ABOUT THIS EXERCISE:
Print out each entry below exactly; do not carry over any image.

STORED DATA:
********************
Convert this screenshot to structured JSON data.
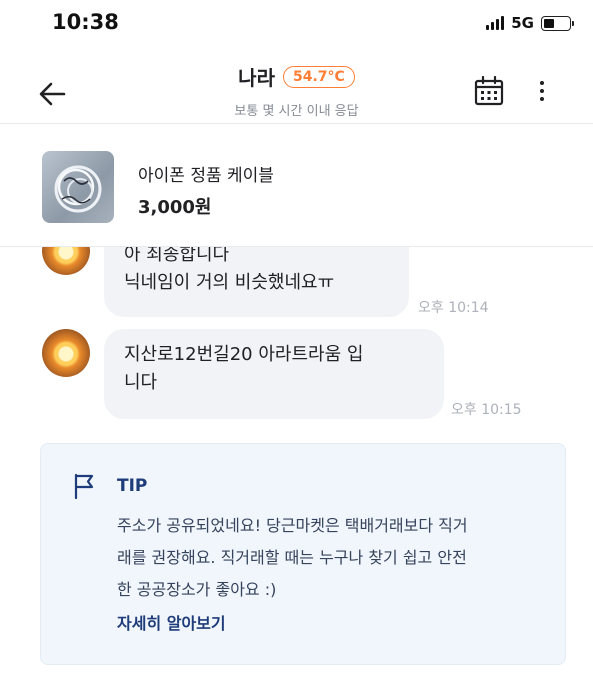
{
  "status_bar": {
    "time": "10:38",
    "network": "5G",
    "icons": [
      "cellular-signal-icon",
      "battery-icon"
    ]
  },
  "header": {
    "seller_name": "나라",
    "manner_temp": "54.7°C",
    "response_time": "보통 몇 시간 이내 응답",
    "icons": [
      "back-arrow-icon",
      "calendar-icon",
      "more-vertical-icon"
    ],
    "accent_color": "#ff7e36"
  },
  "product": {
    "title": "아이폰 정품 케이블",
    "price": "3,000원"
  },
  "messages": [
    {
      "lines": [
        "아 죄송합니다",
        "닉네임이 거의 비슷했네요ㅠ"
      ],
      "time": "오후 10:14"
    },
    {
      "lines": [
        "지산로12번길20 아라트라움 입",
        "니다"
      ],
      "time": "오후 10:15"
    }
  ],
  "tip": {
    "label": "TIP",
    "lines": [
      "주소가 공유되었네요! 당근마켓은 택배거래보다 직거",
      "래를 권장해요. 직거래할 때는 누구나 찾기 쉽고 안전",
      "한 공공장소가 좋아요 :)"
    ],
    "link": "자세히 알아보기",
    "icon": "flag-icon",
    "accent_color": "#1f3c7a"
  }
}
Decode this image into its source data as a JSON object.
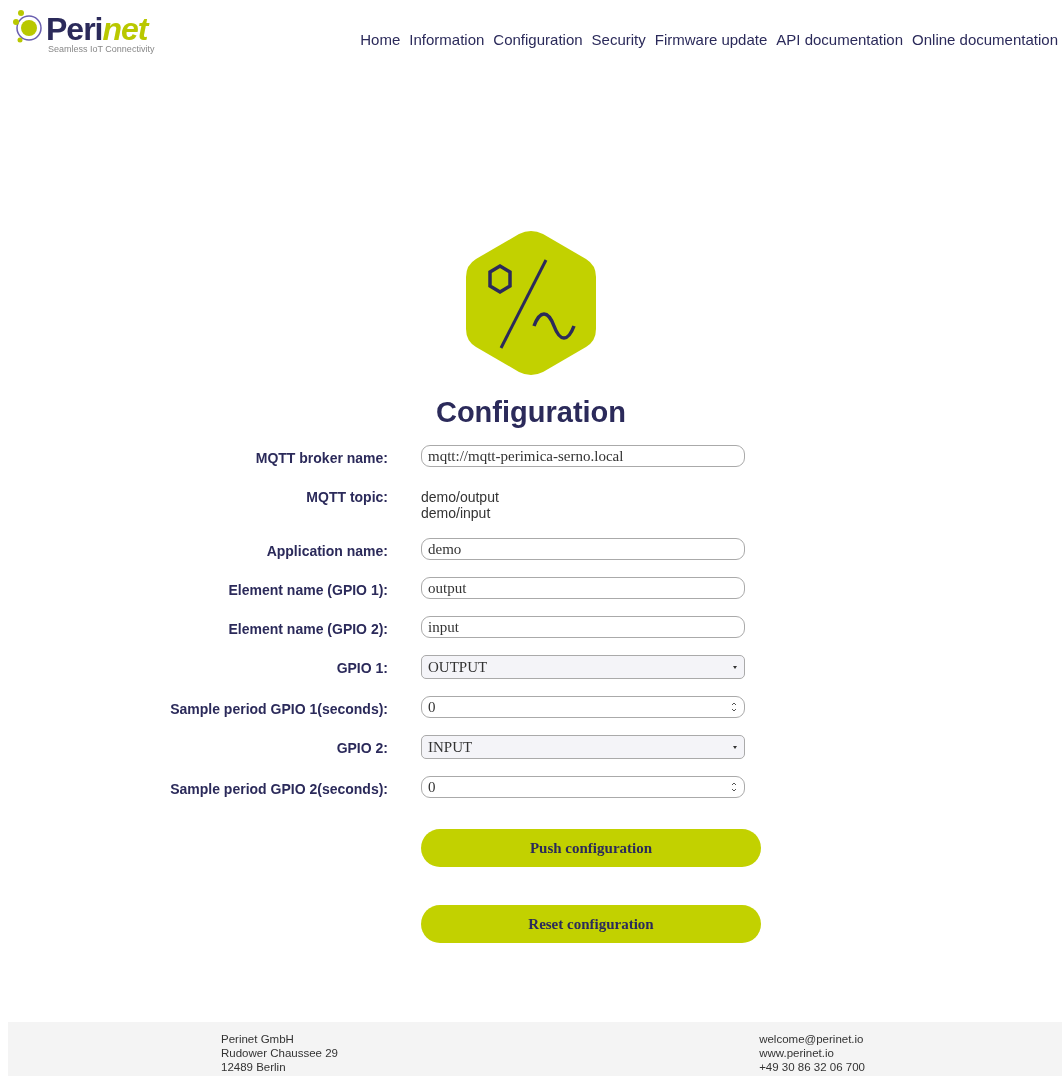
{
  "logo": {
    "name_dark": "Peri",
    "name_light": "net",
    "tagline": "Seamless IoT Connectivity"
  },
  "nav": [
    "Home",
    "Information",
    "Configuration",
    "Security",
    "Firmware update",
    "API documentation",
    "Online documentation"
  ],
  "title": "Configuration",
  "fields": [
    {
      "kind": "text",
      "label": "MQTT broker name:",
      "value": "mqtt://mqtt-perimica-serno.local"
    },
    {
      "kind": "lines",
      "label": "MQTT topic:",
      "lines": [
        "demo/output",
        "demo/input"
      ]
    },
    {
      "kind": "text",
      "label": "Application name:",
      "value": "demo"
    },
    {
      "kind": "text",
      "label": "Element name (GPIO 1):",
      "value": "output"
    },
    {
      "kind": "text",
      "label": "Element name (GPIO 2):",
      "value": "input"
    },
    {
      "kind": "select",
      "label": "GPIO 1:",
      "value": "OUTPUT"
    },
    {
      "kind": "number",
      "label": "Sample period GPIO 1(seconds):",
      "value": "0"
    },
    {
      "kind": "select",
      "label": "GPIO 2:",
      "value": "INPUT"
    },
    {
      "kind": "number",
      "label": "Sample period GPIO 2(seconds):",
      "value": "0"
    }
  ],
  "buttons": [
    "Push configuration",
    "Reset configuration"
  ],
  "footer": {
    "left": [
      "Perinet GmbH",
      "Rudower Chaussee 29",
      "12489 Berlin"
    ],
    "right": [
      "welcome@perinet.io",
      "www.perinet.io",
      "+49 30 86 32 06 700"
    ]
  }
}
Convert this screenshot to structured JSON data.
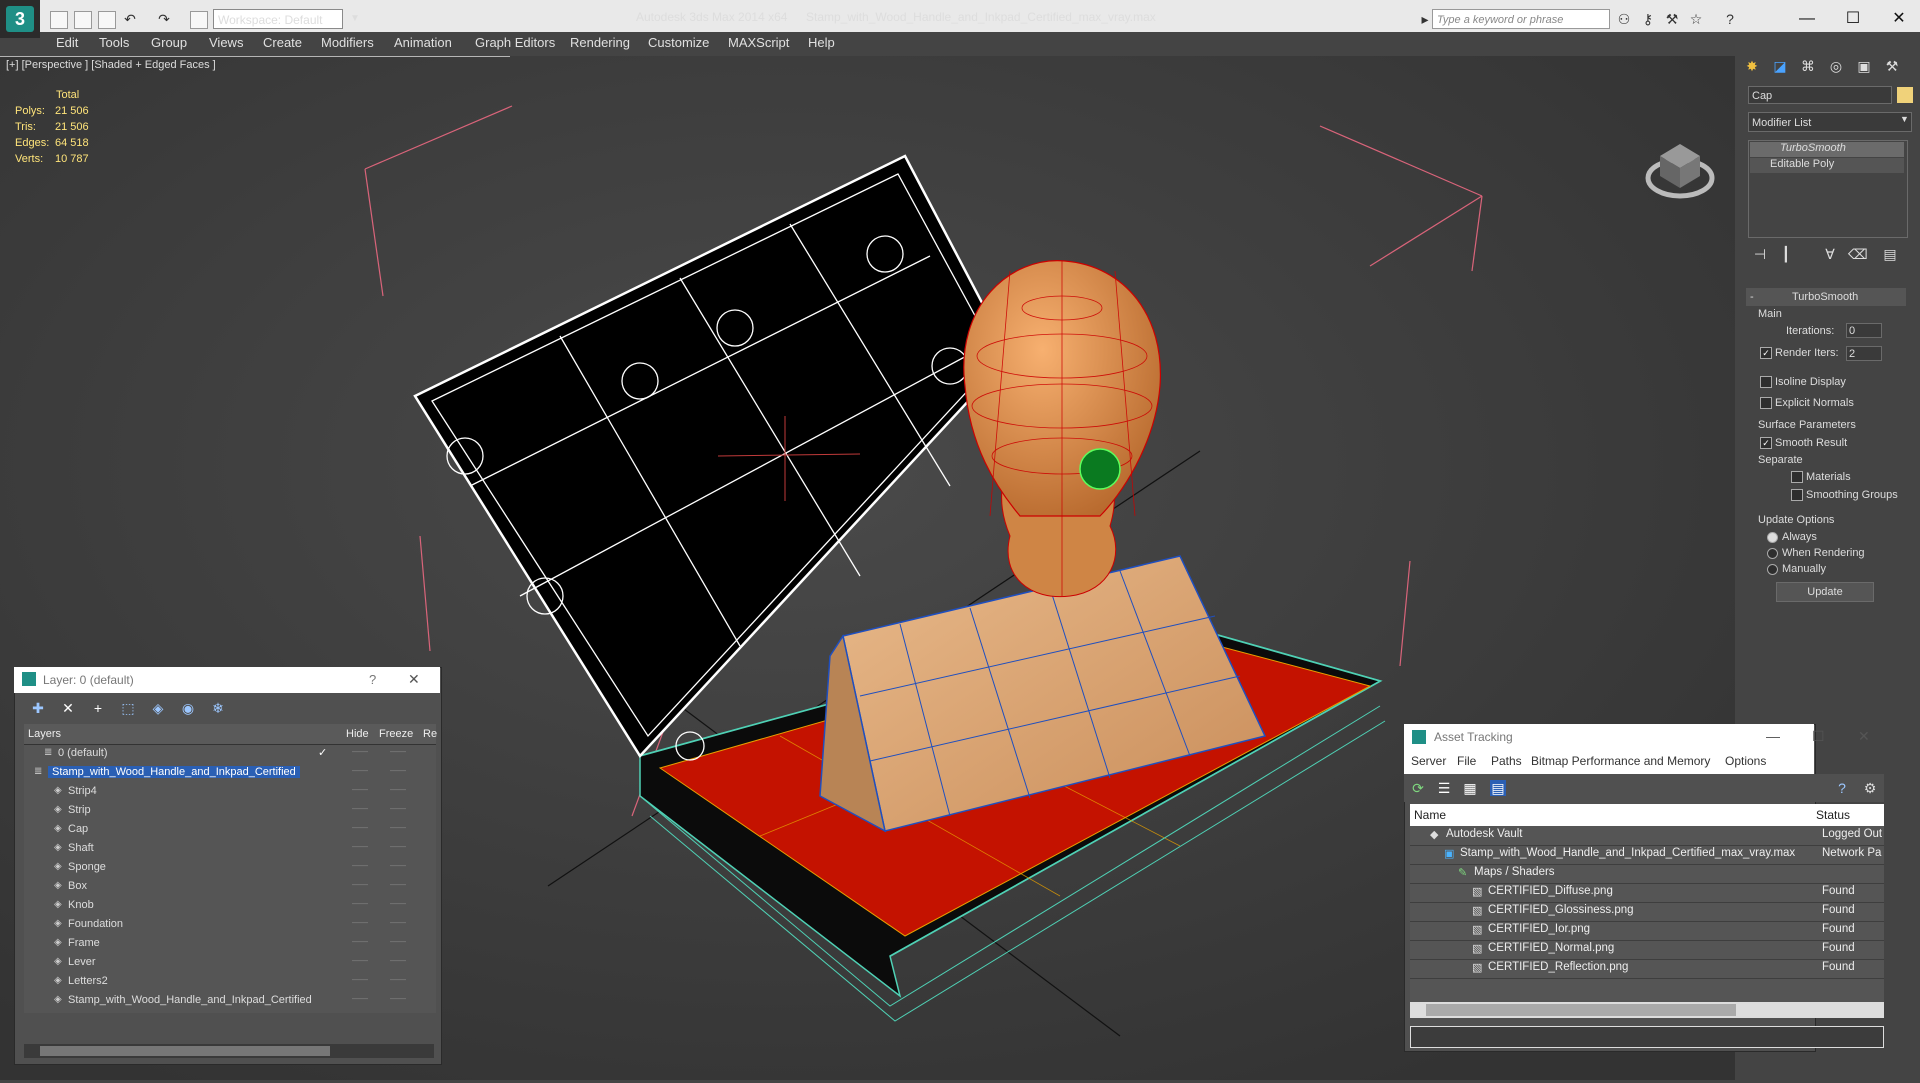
{
  "titlebar": {
    "workspace": "Workspace: Default",
    "app_title": "Autodesk 3ds Max  2014 x64",
    "file_title": "Stamp_with_Wood_Handle_and_Inkpad_Certified_max_vray.max",
    "search_placeholder": "Type a keyword or phrase"
  },
  "menu": [
    "Edit",
    "Tools",
    "Group",
    "Views",
    "Create",
    "Modifiers",
    "Animation",
    "Graph Editors",
    "Rendering",
    "Customize",
    "MAXScript",
    "Help"
  ],
  "viewport": {
    "label": "[+] [Perspective ] [Shaded + Edged Faces ]",
    "stats_header": "Total",
    "stats": [
      {
        "label": "Polys:",
        "value": "21 506"
      },
      {
        "label": "Tris:",
        "value": "21 506"
      },
      {
        "label": "Edges:",
        "value": "64 518"
      },
      {
        "label": "Verts:",
        "value": "10 787"
      }
    ]
  },
  "command_panel": {
    "object_name": "Cap",
    "modifier_list": "Modifier List",
    "stack": [
      "TurboSmooth",
      "Editable Poly"
    ],
    "rollout_title": "TurboSmooth",
    "main_label": "Main",
    "iterations_label": "Iterations:",
    "iterations_value": "0",
    "render_iters_label": "Render Iters:",
    "render_iters_value": "2",
    "isoline_label": "Isoline Display",
    "explicit_normals_label": "Explicit Normals",
    "surface_params_label": "Surface Parameters",
    "smooth_result_label": "Smooth Result",
    "separate_label": "Separate",
    "materials_label": "Materials",
    "smoothing_groups_label": "Smoothing Groups",
    "update_options_label": "Update Options",
    "always_label": "Always",
    "when_rendering_label": "When Rendering",
    "manually_label": "Manually",
    "update_button": "Update",
    "accent_color": "#f0d27a"
  },
  "layer_window": {
    "title": "Layer: 0 (default)",
    "help": "?",
    "col_layers": "Layers",
    "col_hide": "Hide",
    "col_freeze": "Freeze",
    "col_render": "Re",
    "rows": [
      {
        "name": "0 (default)",
        "indent": 1,
        "selected": false,
        "checked": true
      },
      {
        "name": "Stamp_with_Wood_Handle_and_Inkpad_Certified",
        "indent": 0,
        "selected": true,
        "checked": false
      },
      {
        "name": "Strip4",
        "indent": 2,
        "selected": false,
        "checked": false
      },
      {
        "name": "Strip",
        "indent": 2,
        "selected": false,
        "checked": false
      },
      {
        "name": "Cap",
        "indent": 2,
        "selected": false,
        "checked": false
      },
      {
        "name": "Shaft",
        "indent": 2,
        "selected": false,
        "checked": false
      },
      {
        "name": "Sponge",
        "indent": 2,
        "selected": false,
        "checked": false
      },
      {
        "name": "Box",
        "indent": 2,
        "selected": false,
        "checked": false
      },
      {
        "name": "Knob",
        "indent": 2,
        "selected": false,
        "checked": false
      },
      {
        "name": "Foundation",
        "indent": 2,
        "selected": false,
        "checked": false
      },
      {
        "name": "Frame",
        "indent": 2,
        "selected": false,
        "checked": false
      },
      {
        "name": "Lever",
        "indent": 2,
        "selected": false,
        "checked": false
      },
      {
        "name": "Letters2",
        "indent": 2,
        "selected": false,
        "checked": false
      },
      {
        "name": "Stamp_with_Wood_Handle_and_Inkpad_Certified",
        "indent": 2,
        "selected": false,
        "checked": false
      }
    ]
  },
  "asset_window": {
    "title": "Asset Tracking",
    "menu": [
      "Server",
      "File",
      "Paths",
      "Bitmap Performance and Memory",
      "Options"
    ],
    "col_name": "Name",
    "col_status": "Status",
    "rows": [
      {
        "name": "Autodesk Vault",
        "status": "Logged Out",
        "indent": 1
      },
      {
        "name": "Stamp_with_Wood_Handle_and_Inkpad_Certified_max_vray.max",
        "status": "Network Pa",
        "indent": 2
      },
      {
        "name": "Maps / Shaders",
        "status": "",
        "indent": 3
      },
      {
        "name": "CERTIFIED_Diffuse.png",
        "status": "Found",
        "indent": 4
      },
      {
        "name": "CERTIFIED_Glossiness.png",
        "status": "Found",
        "indent": 4
      },
      {
        "name": "CERTIFIED_Ior.png",
        "status": "Found",
        "indent": 4
      },
      {
        "name": "CERTIFIED_Normal.png",
        "status": "Found",
        "indent": 4
      },
      {
        "name": "CERTIFIED_Reflection.png",
        "status": "Found",
        "indent": 4
      }
    ]
  }
}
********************
REPLY:
Convert this screenshot to structured JSON data.
{
  "status_bar": {
    "time": "10:38",
    "network": "5G",
    "icons": [
      "cellular-signal-icon",
      "battery-icon"
    ]
  },
  "header": {
    "seller_name": "나라",
    "manner_temp": "54.7°C",
    "response_time": "보통 몇 시간 이내 응답",
    "icons": [
      "back-arrow-icon",
      "calendar-icon",
      "more-vertical-icon"
    ],
    "accent_color": "#ff7e36"
  },
  "product": {
    "title": "아이폰 정품 케이블",
    "price": "3,000원"
  },
  "messages": [
    {
      "lines": [
        "아 죄송합니다",
        "닉네임이 거의 비슷했네요ㅠ"
      ],
      "time": "오후 10:14"
    },
    {
      "lines": [
        "지산로12번길20 아라트라움 입",
        "니다"
      ],
      "time": "오후 10:15"
    }
  ],
  "tip": {
    "label": "TIP",
    "lines": [
      "주소가 공유되었네요! 당근마켓은 택배거래보다 직거",
      "래를 권장해요. 직거래할 때는 누구나 찾기 쉽고 안전",
      "한 공공장소가 좋아요 :)"
    ],
    "link": "자세히 알아보기",
    "icon": "flag-icon",
    "accent_color": "#1f3c7a"
  }
}
Decode this image into its source data as a JSON object.
{
  "logo": {
    "name_dark": "Peri",
    "name_light": "net",
    "tagline": "Seamless IoT Connectivity"
  },
  "nav": [
    "Home",
    "Information",
    "Configuration",
    "Security",
    "Firmware update",
    "API documentation",
    "Online documentation"
  ],
  "title": "Configuration",
  "fields": [
    {
      "kind": "text",
      "label": "MQTT broker name:",
      "value": "mqtt://mqtt-perimica-serno.local"
    },
    {
      "kind": "lines",
      "label": "MQTT topic:",
      "lines": [
        "demo/output",
        "demo/input"
      ]
    },
    {
      "kind": "text",
      "label": "Application name:",
      "value": "demo"
    },
    {
      "kind": "text",
      "label": "Element name (GPIO 1):",
      "value": "output"
    },
    {
      "kind": "text",
      "label": "Element name (GPIO 2):",
      "value": "input"
    },
    {
      "kind": "select",
      "label": "GPIO 1:",
      "value": "OUTPUT"
    },
    {
      "kind": "number",
      "label": "Sample period GPIO 1(seconds):",
      "value": "0"
    },
    {
      "kind": "select",
      "label": "GPIO 2:",
      "value": "INPUT"
    },
    {
      "kind": "number",
      "label": "Sample period GPIO 2(seconds):",
      "value": "0"
    }
  ],
  "buttons": [
    "Push configuration",
    "Reset configuration"
  ],
  "footer": {
    "left": [
      "Perinet GmbH",
      "Rudower Chaussee 29",
      "12489 Berlin"
    ],
    "right": [
      "welcome@perinet.io",
      "www.perinet.io",
      "+49 30 86 32 06 700"
    ]
  }
}
Convert this screenshot to structured JSON data.
{
  "titlebar": {
    "workspace": "Workspace: Default",
    "app_title": "Autodesk 3ds Max  2014 x64",
    "file_title": "Stamp_with_Wood_Handle_and_Inkpad_Certified_max_vray.max",
    "search_placeholder": "Type a keyword or phrase"
  },
  "menu": [
    "Edit",
    "Tools",
    "Group",
    "Views",
    "Create",
    "Modifiers",
    "Animation",
    "Graph Editors",
    "Rendering",
    "Customize",
    "MAXScript",
    "Help"
  ],
  "viewport": {
    "label": "[+] [Perspective ] [Shaded + Edged Faces ]",
    "stats_header": "Total",
    "stats": [
      {
        "label": "Polys:",
        "value": "21 506"
      },
      {
        "label": "Tris:",
        "value": "21 506"
      },
      {
        "label": "Edges:",
        "value": "64 518"
      },
      {
        "label": "Verts:",
        "value": "10 787"
      }
    ]
  },
  "command_panel": {
    "object_name": "Cap",
    "modifier_list": "Modifier List",
    "stack": [
      "TurboSmooth",
      "Editable Poly"
    ],
    "rollout_title": "TurboSmooth",
    "main_label": "Main",
    "iterations_label": "Iterations:",
    "iterations_value": "0",
    "render_iters_label": "Render Iters:",
    "render_iters_value": "2",
    "isoline_label": "Isoline Display",
    "explicit_normals_label": "Explicit Normals",
    "surface_params_label": "Surface Parameters",
    "smooth_result_label": "Smooth Result",
    "separate_label": "Separate",
    "materials_label": "Materials",
    "smoothing_groups_label": "Smoothing Groups",
    "update_options_label": "Update Options",
    "always_label": "Always",
    "when_rendering_label": "When Rendering",
    "manually_label": "Manually",
    "update_button": "Update",
    "accent_color": "#f0d27a"
  },
  "layer_window": {
    "title": "Layer: 0 (default)",
    "help": "?",
    "col_layers": "Layers",
    "col_hide": "Hide",
    "col_freeze": "Freeze",
    "col_render": "Re",
    "rows": [
      {
        "name": "0 (default)",
        "indent": 1,
        "selected": false,
        "checked": true
      },
      {
        "name": "Stamp_with_Wood_Handle_and_Inkpad_Certified",
        "indent": 0,
        "selected": true,
        "checked": false
      },
      {
        "name": "Strip4",
        "indent": 2,
        "selected": false,
        "checked": false
      },
      {
        "name": "Strip",
        "indent": 2,
        "selected": false,
        "checked": false
      },
      {
        "name": "Cap",
        "indent": 2,
        "selected": false,
        "checked": false
      },
      {
        "name": "Shaft",
        "indent": 2,
        "selected": false,
        "checked": false
      },
      {
        "name": "Sponge",
        "indent": 2,
        "selected": false,
        "checked": false
      },
      {
        "name": "Box",
        "indent": 2,
        "selected": false,
        "checked": false
      },
      {
        "name": "Knob",
        "indent": 2,
        "selected": false,
        "checked": false
      },
      {
        "name": "Foundation",
        "indent": 2,
        "selected": false,
        "checked": false
      },
      {
        "name": "Frame",
        "indent": 2,
        "selected": false,
        "checked": false
      },
      {
        "name": "Lever",
        "indent": 2,
        "selected": false,
        "checked": false
      },
      {
        "name": "Letters2",
        "indent": 2,
        "selected": false,
        "checked": false
      },
      {
        "name": "Stamp_with_Wood_Handle_and_Inkpad_Certified",
        "indent": 2,
        "selected": false,
        "checked": false
      }
    ]
  },
  "asset_window": {
    "title": "Asset Tracking",
    "menu": [
      "Server",
      "File",
      "Paths",
      "Bitmap Performance and Memory",
      "Options"
    ],
    "col_name": "Name",
    "col_status": "Status",
    "rows": [
      {
        "name": "Autodesk Vault",
        "status": "Logged Out",
        "indent": 1
      },
      {
        "name": "Stamp_with_Wood_Handle_and_Inkpad_Certified_max_vray.max",
        "status": "Network Pa",
        "indent": 2
      },
      {
        "name": "Maps / Shaders",
        "status": "",
        "indent": 3
      },
      {
        "name": "CERTIFIED_Diffuse.png",
        "status": "Found",
        "indent": 4
      },
      {
        "name": "CERTIFIED_Glossiness.png",
        "status": "Found",
        "indent": 4
      },
      {
        "name": "CERTIFIED_Ior.png",
        "status": "Found",
        "indent": 4
      },
      {
        "name": "CERTIFIED_Normal.png",
        "status": "Found",
        "indent": 4
      },
      {
        "name": "CERTIFIED_Reflection.png",
        "status": "Found",
        "indent": 4
      }
    ]
  }
}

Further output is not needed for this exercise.